Task input section start

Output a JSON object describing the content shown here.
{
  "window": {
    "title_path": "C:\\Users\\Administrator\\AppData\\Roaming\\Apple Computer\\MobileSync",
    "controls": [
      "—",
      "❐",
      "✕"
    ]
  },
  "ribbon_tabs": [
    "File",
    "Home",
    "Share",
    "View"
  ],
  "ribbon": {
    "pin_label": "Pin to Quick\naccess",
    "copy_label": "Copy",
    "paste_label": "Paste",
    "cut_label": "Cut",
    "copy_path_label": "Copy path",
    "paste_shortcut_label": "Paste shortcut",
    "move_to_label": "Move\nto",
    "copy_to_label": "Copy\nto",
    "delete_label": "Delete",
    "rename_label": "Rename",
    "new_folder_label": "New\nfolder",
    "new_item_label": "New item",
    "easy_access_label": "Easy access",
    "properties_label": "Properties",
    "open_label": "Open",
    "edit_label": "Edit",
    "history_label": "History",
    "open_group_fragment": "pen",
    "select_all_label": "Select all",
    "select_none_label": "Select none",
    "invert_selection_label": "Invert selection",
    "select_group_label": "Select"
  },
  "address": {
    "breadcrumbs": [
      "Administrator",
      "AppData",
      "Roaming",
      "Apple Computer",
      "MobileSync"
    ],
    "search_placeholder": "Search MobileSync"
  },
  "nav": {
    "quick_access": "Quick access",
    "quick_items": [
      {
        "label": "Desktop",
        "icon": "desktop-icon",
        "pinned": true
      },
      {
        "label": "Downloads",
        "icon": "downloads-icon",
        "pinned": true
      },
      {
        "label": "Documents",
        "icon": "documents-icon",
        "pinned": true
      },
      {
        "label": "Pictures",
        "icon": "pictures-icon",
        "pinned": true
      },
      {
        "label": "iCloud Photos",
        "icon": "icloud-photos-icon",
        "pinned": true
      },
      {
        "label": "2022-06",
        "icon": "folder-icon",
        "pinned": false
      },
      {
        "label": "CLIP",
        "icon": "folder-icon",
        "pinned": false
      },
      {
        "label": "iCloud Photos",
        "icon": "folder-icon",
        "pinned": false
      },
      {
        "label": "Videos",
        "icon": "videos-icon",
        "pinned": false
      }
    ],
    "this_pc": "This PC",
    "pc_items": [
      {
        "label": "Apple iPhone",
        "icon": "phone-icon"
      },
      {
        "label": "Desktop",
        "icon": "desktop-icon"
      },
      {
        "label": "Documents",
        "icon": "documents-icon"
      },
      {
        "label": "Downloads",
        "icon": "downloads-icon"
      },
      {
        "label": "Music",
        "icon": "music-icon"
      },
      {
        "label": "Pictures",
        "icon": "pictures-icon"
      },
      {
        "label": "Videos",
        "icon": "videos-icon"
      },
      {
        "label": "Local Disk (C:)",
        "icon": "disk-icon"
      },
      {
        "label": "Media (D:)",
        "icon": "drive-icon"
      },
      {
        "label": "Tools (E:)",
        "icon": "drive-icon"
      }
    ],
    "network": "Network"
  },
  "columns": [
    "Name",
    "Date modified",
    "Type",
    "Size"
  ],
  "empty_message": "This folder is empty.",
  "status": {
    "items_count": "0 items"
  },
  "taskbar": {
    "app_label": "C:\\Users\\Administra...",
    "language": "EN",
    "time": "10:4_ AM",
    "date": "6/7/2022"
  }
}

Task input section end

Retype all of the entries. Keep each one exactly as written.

Output a JSON object describing the content shown here.
{
  "window": {
    "title_path": "C:\\Users\\Administrator\\AppData\\Roaming\\Apple Computer\\MobileSync",
    "controls": [
      "—",
      "❐",
      "✕"
    ]
  },
  "ribbon_tabs": [
    "File",
    "Home",
    "Share",
    "View"
  ],
  "ribbon": {
    "pin_label": "Pin to Quick\naccess",
    "copy_label": "Copy",
    "paste_label": "Paste",
    "cut_label": "Cut",
    "copy_path_label": "Copy path",
    "paste_shortcut_label": "Paste shortcut",
    "move_to_label": "Move\nto",
    "copy_to_label": "Copy\nto",
    "delete_label": "Delete",
    "rename_label": "Rename",
    "new_folder_label": "New\nfolder",
    "new_item_label": "New item",
    "easy_access_label": "Easy access",
    "properties_label": "Properties",
    "open_label": "Open",
    "edit_label": "Edit",
    "history_label": "History",
    "open_group_fragment": "pen",
    "select_all_label": "Select all",
    "select_none_label": "Select none",
    "invert_selection_label": "Invert selection",
    "select_group_label": "Select"
  },
  "address": {
    "breadcrumbs": [
      "Administrator",
      "AppData",
      "Roaming",
      "Apple Computer",
      "MobileSync"
    ],
    "search_placeholder": "Search MobileSync"
  },
  "nav": {
    "quick_access": "Quick access",
    "quick_items": [
      {
        "label": "Desktop",
        "icon": "desktop-icon",
        "pinned": true
      },
      {
        "label": "Downloads",
        "icon": "downloads-icon",
        "pinned": true
      },
      {
        "label": "Documents",
        "icon": "documents-icon",
        "pinned": true
      },
      {
        "label": "Pictures",
        "icon": "pictures-icon",
        "pinned": true
      },
      {
        "label": "iCloud Photos",
        "icon": "icloud-photos-icon",
        "pinned": true
      },
      {
        "label": "2022-06",
        "icon": "folder-icon",
        "pinned": false
      },
      {
        "label": "CLIP",
        "icon": "folder-icon",
        "pinned": false
      },
      {
        "label": "iCloud Photos",
        "icon": "folder-icon",
        "pinned": false
      },
      {
        "label": "Videos",
        "icon": "videos-icon",
        "pinned": false
      }
    ],
    "this_pc": "This PC",
    "pc_items": [
      {
        "label": "Apple iPhone",
        "icon": "phone-icon"
      },
      {
        "label": "Desktop",
        "icon": "desktop-icon"
      },
      {
        "label": "Documents",
        "icon": "documents-icon"
      },
      {
        "label": "Downloads",
        "icon": "downloads-icon"
      },
      {
        "label": "Music",
        "icon": "music-icon"
      },
      {
        "label": "Pictures",
        "icon": "pictures-icon"
      },
      {
        "label": "Videos",
        "icon": "videos-icon"
      },
      {
        "label": "Local Disk (C:)",
        "icon": "disk-icon"
      },
      {
        "label": "Media (D:)",
        "icon": "drive-icon"
      },
      {
        "label": "Tools (E:)",
        "icon": "drive-icon"
      }
    ],
    "network": "Network"
  },
  "columns": [
    "Name",
    "Date modified",
    "Type",
    "Size"
  ],
  "empty_message": "This folder is empty.",
  "status": {
    "items_count": "0 items"
  },
  "taskbar": {
    "app_label": "C:\\Users\\Administra...",
    "language": "EN",
    "time": "10:4_ AM",
    "date": "6/7/2022"
  }
}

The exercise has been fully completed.